Organizations need better network oversight. According to Information Week, recent data predicts “wasted” cloud spending on services and applications that aren’t fully utilized will reach $21 billion by 2021, while CIO points to Gartner research that suggests 30 to 40 percent of IT spending in large enterprises is actually funding shadow IT.

The result? Tackling the twin challenges of cloud waste and shadow IT adoption demands better inventories of network assets and utilization, but this is just the beginning. With end-user satisfaction now driving adoption and usage of IT services, context becomes king. How do companies go beyond basic asset management to deliver improved IT outcomes?

Existing Asset Metrics

Network visibility is critical for companies to manage sprawl and control shadow IT. Asset discovery tools have emerged to help organizations determine what applications and services are running on corporate systems and determine appropriate action. Two broad categories exist: Active discovery methods, which use network polling software to find devices and software, and passive methods which listen for broadcast traffic.

These methods provide a high-level map of network services, giving companies enough visibility to spot obvious outliers but lacking the specificity to drive large-scale reform.

The Value of Utilization

Asset management vendors now recognize the need for improved visibility and have developed new solutions to help organizations gain more detailed insight by adding the capability to monitor asset usage. This provides the companion “how” of asset management to the “what” already offered by traditional discovery offerings, providing organizations quantitative measurements about asset usage.

For example, these tools might discover that internally-developed IT services are being underutilized by employees across the organization, prompting the need for redevelopment. Or they may pinpoint SaaS subscriptions that were historically popular but have fallen into disuse as more comprehensive offerings took their place, allowing companies to cancel subscriptions or licenses to cut costs.
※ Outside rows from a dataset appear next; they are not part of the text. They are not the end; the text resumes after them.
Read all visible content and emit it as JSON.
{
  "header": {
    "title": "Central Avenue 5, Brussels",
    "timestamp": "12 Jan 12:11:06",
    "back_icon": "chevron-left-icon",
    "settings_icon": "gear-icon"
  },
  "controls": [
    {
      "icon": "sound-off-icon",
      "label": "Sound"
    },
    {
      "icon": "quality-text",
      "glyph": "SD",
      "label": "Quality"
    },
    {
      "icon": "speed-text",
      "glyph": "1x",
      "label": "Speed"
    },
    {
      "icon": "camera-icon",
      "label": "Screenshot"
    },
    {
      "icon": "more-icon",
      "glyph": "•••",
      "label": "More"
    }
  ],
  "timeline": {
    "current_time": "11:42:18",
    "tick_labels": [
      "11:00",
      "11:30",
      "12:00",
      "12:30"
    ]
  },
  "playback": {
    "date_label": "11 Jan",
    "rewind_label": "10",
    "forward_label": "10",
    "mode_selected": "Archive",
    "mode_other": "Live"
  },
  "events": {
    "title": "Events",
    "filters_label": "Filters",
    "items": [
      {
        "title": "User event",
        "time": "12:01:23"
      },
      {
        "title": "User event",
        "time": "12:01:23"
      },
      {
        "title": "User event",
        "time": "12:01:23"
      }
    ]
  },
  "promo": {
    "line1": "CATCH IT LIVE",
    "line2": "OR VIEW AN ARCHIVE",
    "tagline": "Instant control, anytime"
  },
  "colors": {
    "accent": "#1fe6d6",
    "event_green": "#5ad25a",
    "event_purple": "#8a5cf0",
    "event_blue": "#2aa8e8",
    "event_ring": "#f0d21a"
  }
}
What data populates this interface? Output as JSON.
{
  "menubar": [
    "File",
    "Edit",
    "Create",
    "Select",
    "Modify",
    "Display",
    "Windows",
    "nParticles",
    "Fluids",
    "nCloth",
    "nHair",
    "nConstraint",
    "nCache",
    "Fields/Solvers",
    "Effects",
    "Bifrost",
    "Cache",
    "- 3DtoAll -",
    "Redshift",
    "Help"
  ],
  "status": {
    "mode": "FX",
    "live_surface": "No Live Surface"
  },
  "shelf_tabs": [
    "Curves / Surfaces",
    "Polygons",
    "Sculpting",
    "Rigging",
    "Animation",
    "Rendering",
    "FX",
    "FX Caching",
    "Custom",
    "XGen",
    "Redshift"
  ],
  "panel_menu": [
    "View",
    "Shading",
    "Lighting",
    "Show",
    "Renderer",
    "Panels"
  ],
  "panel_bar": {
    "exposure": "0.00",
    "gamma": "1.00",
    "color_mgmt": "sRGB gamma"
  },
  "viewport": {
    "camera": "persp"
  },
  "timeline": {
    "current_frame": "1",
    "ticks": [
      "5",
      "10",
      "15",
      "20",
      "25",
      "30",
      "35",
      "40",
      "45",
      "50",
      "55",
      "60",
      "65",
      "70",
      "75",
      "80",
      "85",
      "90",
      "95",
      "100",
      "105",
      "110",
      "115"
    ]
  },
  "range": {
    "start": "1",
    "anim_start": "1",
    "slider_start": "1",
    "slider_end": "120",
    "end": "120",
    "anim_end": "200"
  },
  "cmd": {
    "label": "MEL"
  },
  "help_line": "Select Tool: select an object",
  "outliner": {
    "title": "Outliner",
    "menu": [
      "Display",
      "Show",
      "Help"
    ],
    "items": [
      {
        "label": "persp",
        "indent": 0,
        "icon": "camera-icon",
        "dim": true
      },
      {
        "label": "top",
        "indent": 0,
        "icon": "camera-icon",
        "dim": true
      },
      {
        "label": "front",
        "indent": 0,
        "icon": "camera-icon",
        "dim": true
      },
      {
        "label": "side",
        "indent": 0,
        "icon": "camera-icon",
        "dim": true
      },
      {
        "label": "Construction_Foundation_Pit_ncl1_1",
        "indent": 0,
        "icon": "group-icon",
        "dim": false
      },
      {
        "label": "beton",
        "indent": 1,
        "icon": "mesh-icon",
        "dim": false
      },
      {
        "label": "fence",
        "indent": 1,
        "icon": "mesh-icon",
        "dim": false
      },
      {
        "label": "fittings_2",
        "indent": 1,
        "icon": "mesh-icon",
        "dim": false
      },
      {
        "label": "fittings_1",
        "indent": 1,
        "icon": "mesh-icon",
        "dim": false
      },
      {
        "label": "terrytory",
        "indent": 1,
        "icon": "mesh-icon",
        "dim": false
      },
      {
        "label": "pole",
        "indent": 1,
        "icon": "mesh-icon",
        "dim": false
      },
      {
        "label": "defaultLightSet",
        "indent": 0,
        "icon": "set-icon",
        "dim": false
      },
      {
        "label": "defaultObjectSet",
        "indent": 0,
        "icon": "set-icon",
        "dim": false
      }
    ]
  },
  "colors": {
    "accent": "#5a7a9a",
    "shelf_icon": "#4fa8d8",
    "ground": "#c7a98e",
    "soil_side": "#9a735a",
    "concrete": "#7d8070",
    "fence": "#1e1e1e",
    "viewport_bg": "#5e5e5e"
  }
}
These utilization tools improve the resolution of existing asset maps, making it possible to see the ebb and flow of service usage across corporate networks. Their limitation? Why.

Correcting for Context

Employees don’t stop using tools and services for no reason — but even usage-based asset management tools lack the qualitative insight provided by granular end-user experience monitoring.

Consider the case of SaaS subscriptions. While utilization tools show employee usage declining, they can’t account for why — what if staff need a different toolset to complete their work? What if they’re already using unapproved applications, or don’t have the proper training to use existing services? While cancelling subscriptions based on usage saves money up front, it could cost more over the long term as productivity slides and shadow IT adoption ramp up. Digital experience management tools frame usage in context, allowing companies to adapt network services and meet employee needs.

Hardware is also a critical component of business success but is often overlooked by asset management tools. Headphones are a good example — with VoIP services like Skype topping one billion downloads from the Google Play Store, there’s a shift from desktop phones to in-office headsets bolstered by mobile technology. Utilization-based metrics might reveal that VoIP use is down across your organization, but contextual data driven by direct communication with staff could help identify emerging needs for high-quality wireless headphones that empower IP-connected calls.

Management Material

Asset discovery informs visibility — do expectations match reality for corporate network complexity and security? Adding utilization monitoring helps pinpoint problem areas, but only tells half the story. Here, context is king: When companies know why users adopt or reject applications, services and hardware they can design IT environments that empower staff to complete critical tasks, provide necessary app education, limit the impact of cloud service sprawl and mitigate shadow IT spending.